**EXERCISE BRIEF**
The response should contain all of the data below, reproduced exactly, and no pictures.

**DATA**
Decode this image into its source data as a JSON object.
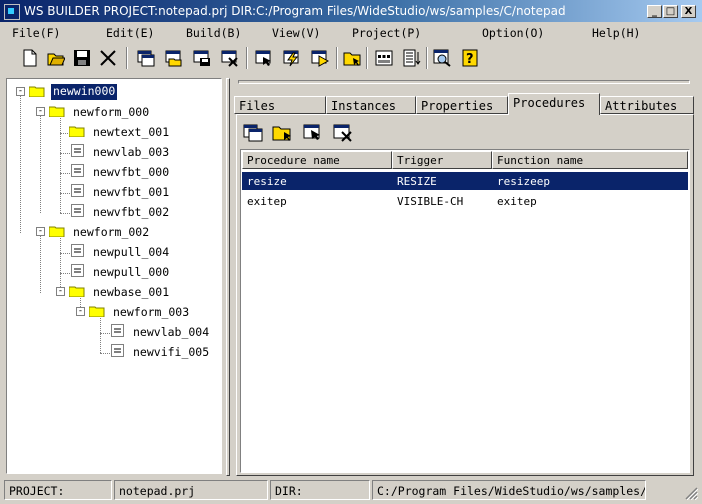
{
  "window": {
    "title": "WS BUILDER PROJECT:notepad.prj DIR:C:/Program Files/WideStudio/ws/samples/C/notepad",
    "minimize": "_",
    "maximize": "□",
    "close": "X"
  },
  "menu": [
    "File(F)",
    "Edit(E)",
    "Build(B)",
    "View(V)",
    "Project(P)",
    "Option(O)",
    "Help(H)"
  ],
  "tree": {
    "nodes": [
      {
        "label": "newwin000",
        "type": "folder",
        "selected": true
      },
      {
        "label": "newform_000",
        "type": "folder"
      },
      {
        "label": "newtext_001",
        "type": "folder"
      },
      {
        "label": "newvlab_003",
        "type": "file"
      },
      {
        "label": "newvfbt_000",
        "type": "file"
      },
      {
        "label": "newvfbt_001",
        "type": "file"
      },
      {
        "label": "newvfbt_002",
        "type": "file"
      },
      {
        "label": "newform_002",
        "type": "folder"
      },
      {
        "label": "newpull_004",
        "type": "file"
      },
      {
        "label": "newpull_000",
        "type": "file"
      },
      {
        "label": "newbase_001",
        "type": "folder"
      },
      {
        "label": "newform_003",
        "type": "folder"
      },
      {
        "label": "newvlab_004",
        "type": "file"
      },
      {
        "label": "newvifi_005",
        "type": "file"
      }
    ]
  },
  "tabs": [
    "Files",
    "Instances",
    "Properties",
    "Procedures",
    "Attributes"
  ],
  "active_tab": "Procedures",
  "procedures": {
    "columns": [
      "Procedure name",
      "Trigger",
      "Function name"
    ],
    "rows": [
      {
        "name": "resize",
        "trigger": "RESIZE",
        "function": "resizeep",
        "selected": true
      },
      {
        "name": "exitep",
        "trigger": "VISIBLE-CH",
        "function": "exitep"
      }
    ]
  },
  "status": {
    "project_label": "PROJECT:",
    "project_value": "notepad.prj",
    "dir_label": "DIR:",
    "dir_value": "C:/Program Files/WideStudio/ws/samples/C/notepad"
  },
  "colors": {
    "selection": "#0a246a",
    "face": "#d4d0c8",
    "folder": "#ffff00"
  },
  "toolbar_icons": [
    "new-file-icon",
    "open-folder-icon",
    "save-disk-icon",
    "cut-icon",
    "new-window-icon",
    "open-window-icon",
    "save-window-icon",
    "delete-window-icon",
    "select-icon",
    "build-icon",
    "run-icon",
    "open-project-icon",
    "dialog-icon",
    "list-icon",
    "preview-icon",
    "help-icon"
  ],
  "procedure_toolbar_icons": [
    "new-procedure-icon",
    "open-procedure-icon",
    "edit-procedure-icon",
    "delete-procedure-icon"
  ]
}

**WRITTEN SOLUTION**
Decode this image into its source data as a JSON object.
{
  "window": {
    "title": "WS BUILDER PROJECT:notepad.prj DIR:C:/Program Files/WideStudio/ws/samples/C/notepad",
    "minimize": "_",
    "maximize": "□",
    "close": "X"
  },
  "menu": [
    "File(F)",
    "Edit(E)",
    "Build(B)",
    "View(V)",
    "Project(P)",
    "Option(O)",
    "Help(H)"
  ],
  "tree": {
    "nodes": [
      {
        "label": "newwin000",
        "type": "folder",
        "selected": true
      },
      {
        "label": "newform_000",
        "type": "folder"
      },
      {
        "label": "newtext_001",
        "type": "folder"
      },
      {
        "label": "newvlab_003",
        "type": "file"
      },
      {
        "label": "newvfbt_000",
        "type": "file"
      },
      {
        "label": "newvfbt_001",
        "type": "file"
      },
      {
        "label": "newvfbt_002",
        "type": "file"
      },
      {
        "label": "newform_002",
        "type": "folder"
      },
      {
        "label": "newpull_004",
        "type": "file"
      },
      {
        "label": "newpull_000",
        "type": "file"
      },
      {
        "label": "newbase_001",
        "type": "folder"
      },
      {
        "label": "newform_003",
        "type": "folder"
      },
      {
        "label": "newvlab_004",
        "type": "file"
      },
      {
        "label": "newvifi_005",
        "type": "file"
      }
    ]
  },
  "tabs": [
    "Files",
    "Instances",
    "Properties",
    "Procedures",
    "Attributes"
  ],
  "active_tab": "Procedures",
  "procedures": {
    "columns": [
      "Procedure name",
      "Trigger",
      "Function name"
    ],
    "rows": [
      {
        "name": "resize",
        "trigger": "RESIZE",
        "function": "resizeep",
        "selected": true
      },
      {
        "name": "exitep",
        "trigger": "VISIBLE-CH",
        "function": "exitep"
      }
    ]
  },
  "status": {
    "project_label": "PROJECT:",
    "project_value": "notepad.prj",
    "dir_label": "DIR:",
    "dir_value": "C:/Program Files/WideStudio/ws/samples/C/notepad"
  },
  "colors": {
    "selection": "#0a246a",
    "face": "#d4d0c8",
    "folder": "#ffff00"
  },
  "toolbar_icons": [
    "new-file-icon",
    "open-folder-icon",
    "save-disk-icon",
    "cut-icon",
    "new-window-icon",
    "open-window-icon",
    "save-window-icon",
    "delete-window-icon",
    "select-icon",
    "build-icon",
    "run-icon",
    "open-project-icon",
    "dialog-icon",
    "list-icon",
    "preview-icon",
    "help-icon"
  ],
  "procedure_toolbar_icons": [
    "new-procedure-icon",
    "open-procedure-icon",
    "edit-procedure-icon",
    "delete-procedure-icon"
  ]
}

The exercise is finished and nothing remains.